Experimental paradigm. Subjects were instructed to perform reach-and-grasp movements to designate the locations of the target in three-dimensional space. (a) Subjects A and B were provided the visual cue as a real tennis ball at one of four pseudo-randomized locations. (b) Subjects A and B were provided the visual cue as a virtual reality clip showing a sequence of five stages of a reach-and-grasp movement. Credit: The Korea Advanced Institute of Science and Technology (KAIST)
by The Korea Advanced Institute of Science and Technology (KAIST)
Researchers have developed a mind-reading system for decoding neural signals from the brain during arm movement. The method, described in the journal Applied Soft Computing, can be used by a person to control a robotic arm through a brain-machine interface (BMI).
A BMI is a device that translates nerve signals into commands to control a machine, such as a computer or a robotic limb. There are two main techniques for monitoring neural signals in BMIs: electroencephalography (EEG) and electrocorticography (ECoG).
The EEG exhibits signals from electrodes on the surface of the scalp and is widely employed because it is non-invasive, relatively cheap, safe and easy to use. However, the EEG has low spatial resolution and detects irrelevant neural signals, which makes it difficult to interpret the intentions of individuals from the EEG.
On the other hand, the ECoG is an invasive method that involves placing electrodes directly on the surface of the cerebral cortex below the scalp. Compared with the EEG, the ECoG can monitor neural signals with much higher spatial resolution and less background noise.

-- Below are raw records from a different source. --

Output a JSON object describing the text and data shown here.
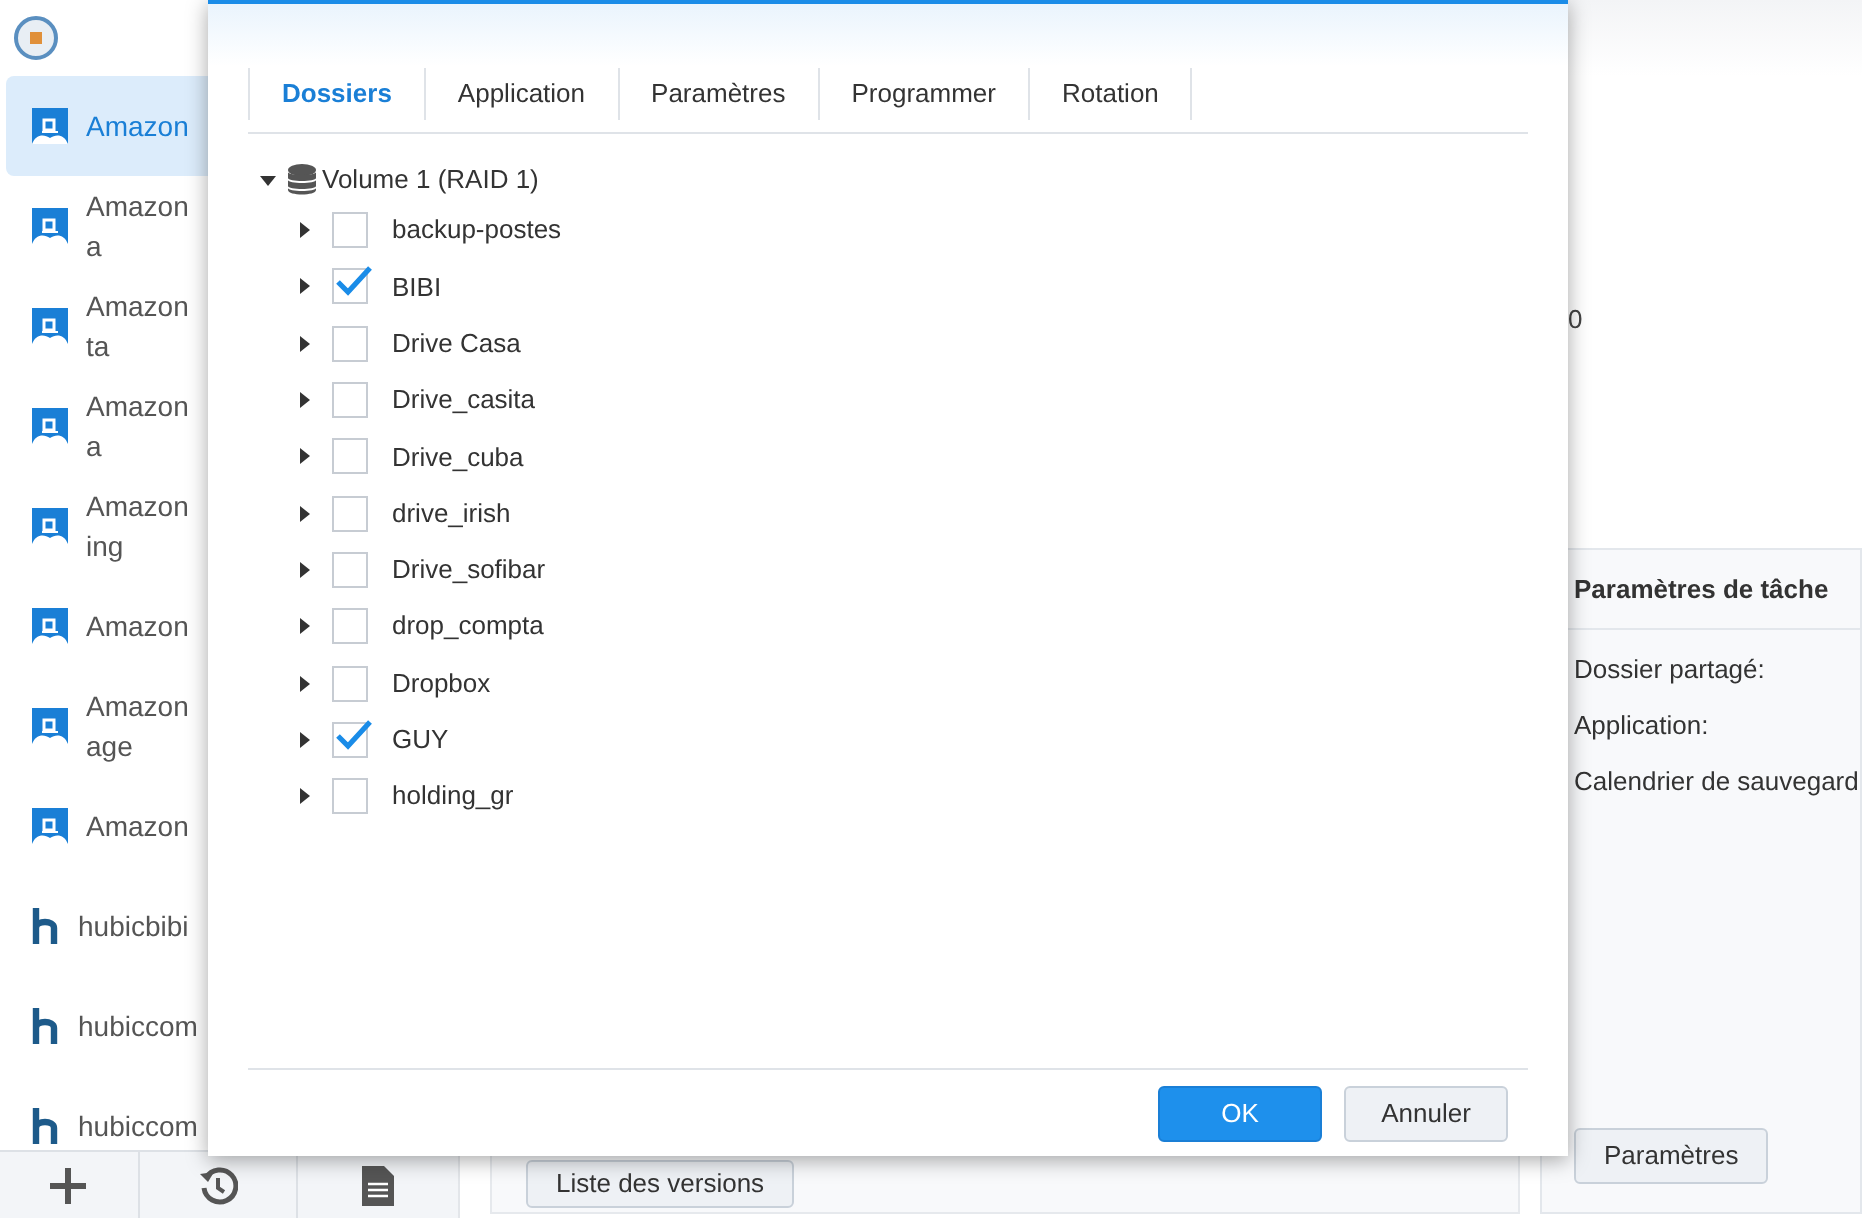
{
  "sidebar": {
    "items": [
      {
        "kind": "amazon",
        "lines": [
          "Amazon"
        ],
        "selected": true
      },
      {
        "kind": "amazon",
        "lines": [
          "Amazon",
          "a"
        ],
        "selected": false
      },
      {
        "kind": "amazon",
        "lines": [
          "Amazon",
          "ta"
        ],
        "selected": false
      },
      {
        "kind": "amazon",
        "lines": [
          "Amazon",
          "a"
        ],
        "selected": false
      },
      {
        "kind": "amazon",
        "lines": [
          "Amazon",
          "ing"
        ],
        "selected": false
      },
      {
        "kind": "amazon",
        "lines": [
          "Amazon"
        ],
        "selected": false
      },
      {
        "kind": "amazon",
        "lines": [
          "Amazon",
          "age"
        ],
        "selected": false
      },
      {
        "kind": "amazon",
        "lines": [
          "Amazon"
        ],
        "selected": false
      },
      {
        "kind": "hubic",
        "lines": [
          "hubicbibi"
        ],
        "selected": false
      },
      {
        "kind": "hubic",
        "lines": [
          "hubiccom"
        ],
        "selected": false
      },
      {
        "kind": "hubic",
        "lines": [
          "hubiccom"
        ],
        "selected": false
      }
    ]
  },
  "main": {
    "fragment": "0",
    "versions_button": "Liste des versions",
    "task_panel": {
      "title": "Paramètres de tâche",
      "labels": [
        "Dossier partagé:",
        "Application:",
        "Calendrier de sauvegard"
      ],
      "button": "Paramètres"
    }
  },
  "dialog": {
    "tabs": [
      {
        "label": "Dossiers",
        "selected": true
      },
      {
        "label": "Application",
        "selected": false
      },
      {
        "label": "Paramètres",
        "selected": false
      },
      {
        "label": "Programmer",
        "selected": false
      },
      {
        "label": "Rotation",
        "selected": false
      }
    ],
    "tree": {
      "label": "Volume 1 (RAID 1)",
      "expanded": true,
      "children": [
        {
          "label": "backup-postes",
          "checked": false,
          "expanded": false
        },
        {
          "label": "BIBI",
          "checked": true,
          "expanded": false
        },
        {
          "label": "Drive Casa",
          "checked": false,
          "expanded": false
        },
        {
          "label": "Drive_casita",
          "checked": false,
          "expanded": false
        },
        {
          "label": "Drive_cuba",
          "checked": false,
          "expanded": false
        },
        {
          "label": "drive_irish",
          "checked": false,
          "expanded": false
        },
        {
          "label": "Drive_sofibar",
          "checked": false,
          "expanded": false
        },
        {
          "label": "drop_compta",
          "checked": false,
          "expanded": false
        },
        {
          "label": "Dropbox",
          "checked": false,
          "expanded": false
        },
        {
          "label": "GUY",
          "checked": true,
          "expanded": false
        },
        {
          "label": "holding_gr",
          "checked": false,
          "expanded": false
        }
      ]
    },
    "buttons": [
      {
        "label": "OK",
        "kind": "primary"
      },
      {
        "label": "Annuler",
        "kind": "secondary"
      }
    ]
  }
}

However, this technique has several drawbacks.
“The ECoG is primarily used to find potential sources of epileptic seizures, meaning the electrodes are placed in different locations for different patients and may not be in the optimal regions of the brain for detecting sensory and movement signals,” explained Professor Jaeseung Jeong, a brain scientist at KAIST. “This inconsistency makes it difficult to decode brain signals to predict movements.”
Continue reading… “Decoding brain signals to control a robotic arm”